__Exercise brief__: Repeat back the entries that follow, keeping every word as it is.

··········

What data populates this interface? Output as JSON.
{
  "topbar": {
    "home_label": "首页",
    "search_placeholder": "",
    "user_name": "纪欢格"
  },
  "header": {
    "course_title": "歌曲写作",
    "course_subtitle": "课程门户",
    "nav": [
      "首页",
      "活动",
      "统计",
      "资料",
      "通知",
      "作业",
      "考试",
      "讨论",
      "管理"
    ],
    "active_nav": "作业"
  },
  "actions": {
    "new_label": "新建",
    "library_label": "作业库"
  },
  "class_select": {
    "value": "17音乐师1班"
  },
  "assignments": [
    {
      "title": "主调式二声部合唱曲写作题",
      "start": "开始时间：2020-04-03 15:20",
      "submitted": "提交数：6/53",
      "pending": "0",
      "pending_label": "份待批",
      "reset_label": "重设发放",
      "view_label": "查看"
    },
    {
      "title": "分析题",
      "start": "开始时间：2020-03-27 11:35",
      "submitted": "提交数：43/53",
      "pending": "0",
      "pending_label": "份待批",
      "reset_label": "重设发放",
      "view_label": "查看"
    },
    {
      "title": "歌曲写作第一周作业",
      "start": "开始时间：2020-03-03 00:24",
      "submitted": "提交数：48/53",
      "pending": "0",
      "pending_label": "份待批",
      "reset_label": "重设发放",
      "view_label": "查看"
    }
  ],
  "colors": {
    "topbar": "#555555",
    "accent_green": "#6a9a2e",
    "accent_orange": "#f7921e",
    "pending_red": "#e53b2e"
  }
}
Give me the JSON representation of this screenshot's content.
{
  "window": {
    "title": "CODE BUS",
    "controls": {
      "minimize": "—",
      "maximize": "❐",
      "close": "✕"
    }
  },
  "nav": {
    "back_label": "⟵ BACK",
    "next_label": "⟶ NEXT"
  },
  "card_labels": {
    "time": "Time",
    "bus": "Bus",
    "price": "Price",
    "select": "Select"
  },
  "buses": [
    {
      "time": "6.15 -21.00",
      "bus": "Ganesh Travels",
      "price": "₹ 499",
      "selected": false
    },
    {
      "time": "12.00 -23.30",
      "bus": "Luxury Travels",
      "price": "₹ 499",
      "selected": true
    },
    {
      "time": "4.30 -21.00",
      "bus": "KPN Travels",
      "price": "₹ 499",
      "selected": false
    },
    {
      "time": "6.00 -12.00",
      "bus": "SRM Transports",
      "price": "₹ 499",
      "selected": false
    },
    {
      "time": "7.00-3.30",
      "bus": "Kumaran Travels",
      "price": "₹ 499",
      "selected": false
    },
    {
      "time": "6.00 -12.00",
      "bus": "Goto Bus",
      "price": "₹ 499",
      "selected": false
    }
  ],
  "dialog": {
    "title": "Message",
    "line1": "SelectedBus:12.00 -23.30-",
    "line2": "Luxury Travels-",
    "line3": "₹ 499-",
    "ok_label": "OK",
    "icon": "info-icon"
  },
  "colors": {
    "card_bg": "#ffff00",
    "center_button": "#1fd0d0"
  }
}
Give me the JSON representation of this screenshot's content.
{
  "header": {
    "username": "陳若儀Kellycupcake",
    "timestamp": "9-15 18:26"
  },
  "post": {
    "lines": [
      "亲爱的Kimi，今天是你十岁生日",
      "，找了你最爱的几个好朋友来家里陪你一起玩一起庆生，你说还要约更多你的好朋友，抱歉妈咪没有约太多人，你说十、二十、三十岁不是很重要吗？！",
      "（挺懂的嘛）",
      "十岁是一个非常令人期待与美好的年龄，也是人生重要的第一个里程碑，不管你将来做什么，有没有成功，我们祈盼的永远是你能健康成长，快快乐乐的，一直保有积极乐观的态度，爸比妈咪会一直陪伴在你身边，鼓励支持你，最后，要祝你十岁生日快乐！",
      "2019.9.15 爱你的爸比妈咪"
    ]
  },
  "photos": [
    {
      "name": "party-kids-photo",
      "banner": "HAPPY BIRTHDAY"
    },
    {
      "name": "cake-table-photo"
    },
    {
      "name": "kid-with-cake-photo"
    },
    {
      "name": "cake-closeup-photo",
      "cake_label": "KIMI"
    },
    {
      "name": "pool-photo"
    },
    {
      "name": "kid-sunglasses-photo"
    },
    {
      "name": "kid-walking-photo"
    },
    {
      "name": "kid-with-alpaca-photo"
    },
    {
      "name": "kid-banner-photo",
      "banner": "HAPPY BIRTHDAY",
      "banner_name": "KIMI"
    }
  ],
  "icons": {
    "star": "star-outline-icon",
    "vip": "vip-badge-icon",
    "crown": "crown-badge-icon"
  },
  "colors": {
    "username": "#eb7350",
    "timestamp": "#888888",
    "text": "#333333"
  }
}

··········

__Task response__:
What data populates this interface? Output as JSON.
{
  "topbar": {
    "home_label": "首页",
    "search_placeholder": "",
    "user_name": "纪欢格"
  },
  "header": {
    "course_title": "歌曲写作",
    "course_subtitle": "课程门户",
    "nav": [
      "首页",
      "活动",
      "统计",
      "资料",
      "通知",
      "作业",
      "考试",
      "讨论",
      "管理"
    ],
    "active_nav": "作业"
  },
  "actions": {
    "new_label": "新建",
    "library_label": "作业库"
  },
  "class_select": {
    "value": "17音乐师1班"
  },
  "assignments": [
    {
      "title": "主调式二声部合唱曲写作题",
      "start": "开始时间：2020-04-03 15:20",
      "submitted": "提交数：6/53",
      "pending": "0",
      "pending_label": "份待批",
      "reset_label": "重设发放",
      "view_label": "查看"
    },
    {
      "title": "分析题",
      "start": "开始时间：2020-03-27 11:35",
      "submitted": "提交数：43/53",
      "pending": "0",
      "pending_label": "份待批",
      "reset_label": "重设发放",
      "view_label": "查看"
    },
    {
      "title": "歌曲写作第一周作业",
      "start": "开始时间：2020-03-03 00:24",
      "submitted": "提交数：48/53",
      "pending": "0",
      "pending_label": "份待批",
      "reset_label": "重设发放",
      "view_label": "查看"
    }
  ],
  "colors": {
    "topbar": "#555555",
    "accent_green": "#6a9a2e",
    "accent_orange": "#f7921e",
    "pending_red": "#e53b2e"
  }
}
Give me the JSON representation of this screenshot's content.
{
  "window": {
    "title": "CODE BUS",
    "controls": {
      "minimize": "—",
      "maximize": "❐",
      "close": "✕"
    }
  },
  "nav": {
    "back_label": "⟵ BACK",
    "next_label": "⟶ NEXT"
  },
  "card_labels": {
    "time": "Time",
    "bus": "Bus",
    "price": "Price",
    "select": "Select"
  },
  "buses": [
    {
      "time": "6.15 -21.00",
      "bus": "Ganesh Travels",
      "price": "₹ 499",
      "selected": false
    },
    {
      "time": "12.00 -23.30",
      "bus": "Luxury Travels",
      "price": "₹ 499",
      "selected": true
    },
    {
      "time": "4.30 -21.00",
      "bus": "KPN Travels",
      "price": "₹ 499",
      "selected": false
    },
    {
      "time": "6.00 -12.00",
      "bus": "SRM Transports",
      "price": "₹ 499",
      "selected": false
    },
    {
      "time": "7.00-3.30",
      "bus": "Kumaran Travels",
      "price": "₹ 499",
      "selected": false
    },
    {
      "time": "6.00 -12.00",
      "bus": "Goto Bus",
      "price": "₹ 499",
      "selected": false
    }
  ],
  "dialog": {
    "title": "Message",
    "line1": "SelectedBus:12.00 -23.30-",
    "line2": "Luxury Travels-",
    "line3": "₹ 499-",
    "ok_label": "OK",
    "icon": "info-icon"
  },
  "colors": {
    "card_bg": "#ffff00",
    "center_button": "#1fd0d0"
  }
}
Give me the JSON representation of this screenshot's content.
{
  "header": {
    "username": "陳若儀Kellycupcake",
    "timestamp": "9-15 18:26"
  },
  "post": {
    "lines": [
      "亲爱的Kimi，今天是你十岁生日",
      "，找了你最爱的几个好朋友来家里陪你一起玩一起庆生，你说还要约更多你的好朋友，抱歉妈咪没有约太多人，你说十、二十、三十岁不是很重要吗？！",
      "（挺懂的嘛）",
      "十岁是一个非常令人期待与美好的年龄，也是人生重要的第一个里程碑，不管你将来做什么，有没有成功，我们祈盼的永远是你能健康成长，快快乐乐的，一直保有积极乐观的态度，爸比妈咪会一直陪伴在你身边，鼓励支持你，最后，要祝你十岁生日快乐！",
      "2019.9.15 爱你的爸比妈咪"
    ]
  },
  "photos": [
    {
      "name": "party-kids-photo",
      "banner": "HAPPY BIRTHDAY"
    },
    {
      "name": "cake-table-photo"
    },
    {
      "name": "kid-with-cake-photo"
    },
    {
      "name": "cake-closeup-photo",
      "cake_label": "KIMI"
    },
    {
      "name": "pool-photo"
    },
    {
      "name": "kid-sunglasses-photo"
    },
    {
      "name": "kid-walking-photo"
    },
    {
      "name": "kid-with-alpaca-photo"
    },
    {
      "name": "kid-banner-photo",
      "banner": "HAPPY BIRTHDAY",
      "banner_name": "KIMI"
    }
  ],
  "icons": {
    "star": "star-outline-icon",
    "vip": "vip-badge-icon",
    "crown": "crown-badge-icon"
  },
  "colors": {
    "username": "#eb7350",
    "timestamp": "#888888",
    "text": "#333333"
  }
}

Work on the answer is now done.